Several years ago, when I was program director of the Institute in Culture and Creation Spirituality (ICCS) at Holy Names University, we were privileged to welcome a number of women religious as students in the program.

Among our students was Sr. Karla Barker OSF, a Franciscan sister from Oldenburg Indiana. Following her graduation, she joined the staff of Springbank Retreat, Center of EcoSpirituality and the Arts in Kingstree, South Carolina. From her new home, our conversations continued.

Over the years, I was occasionally invited to Springbank to conduct a weekend workshop on my most recent book. And I often came to participate in Holy Week ceremonies (Holy Thursday, Good Friday, and the Easter vigil). Last year, I was present when the Springbank director, Trina McCormick OP, celebrated thirty years of leadership in this sacred place.

Today I write to you from Springbank. Since my retirement from Holy Names, I have been in search of a context for a meaningful ministry. By that, I mean a place where it is possible for me to write, teach, celebrate the Eucharist, and join a living community of faith with wonderful people who share my Catholic tradition. In other words, a place where I can exercise the ministry for which I was ordained more than half a century ago.

Here in this monastery of live oaks, I remember the energy that flowed through my activities in the years following Vatican II. I am also here to accomplish things that remain unfinished in my life.

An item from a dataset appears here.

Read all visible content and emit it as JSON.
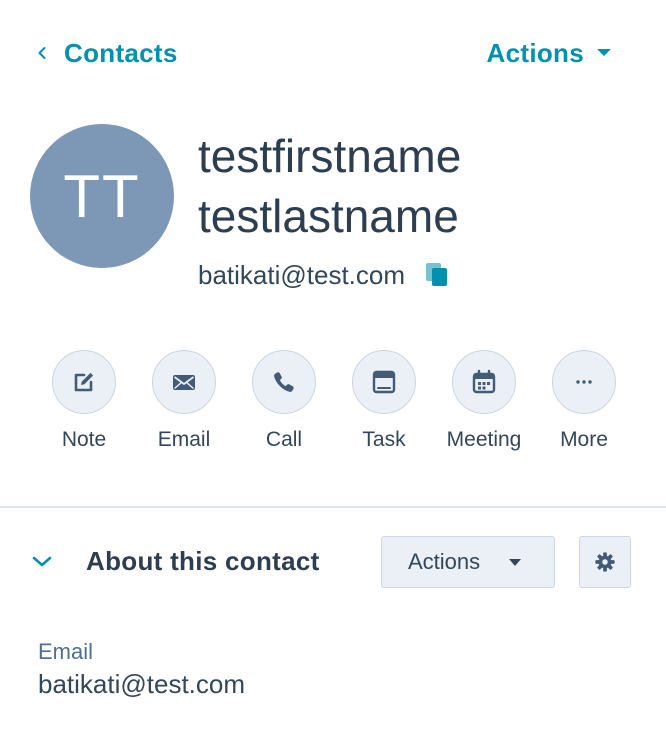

As I reread the works of Pierre Teilhard de Chardin SJ and Thomas Berry CP, I realize that we have great work yet to accomplish. It is the work needed at a great cosmological Exodus moment. In this historic moment, we move from the static world of Newton, Descartes, and Bacon into the sacred time Thomas termed the Ecozoic era. In this grand new era, we—and more importantly, our children—will be participants in a community that will be understood through its mutually enhancing relationship with the Earth.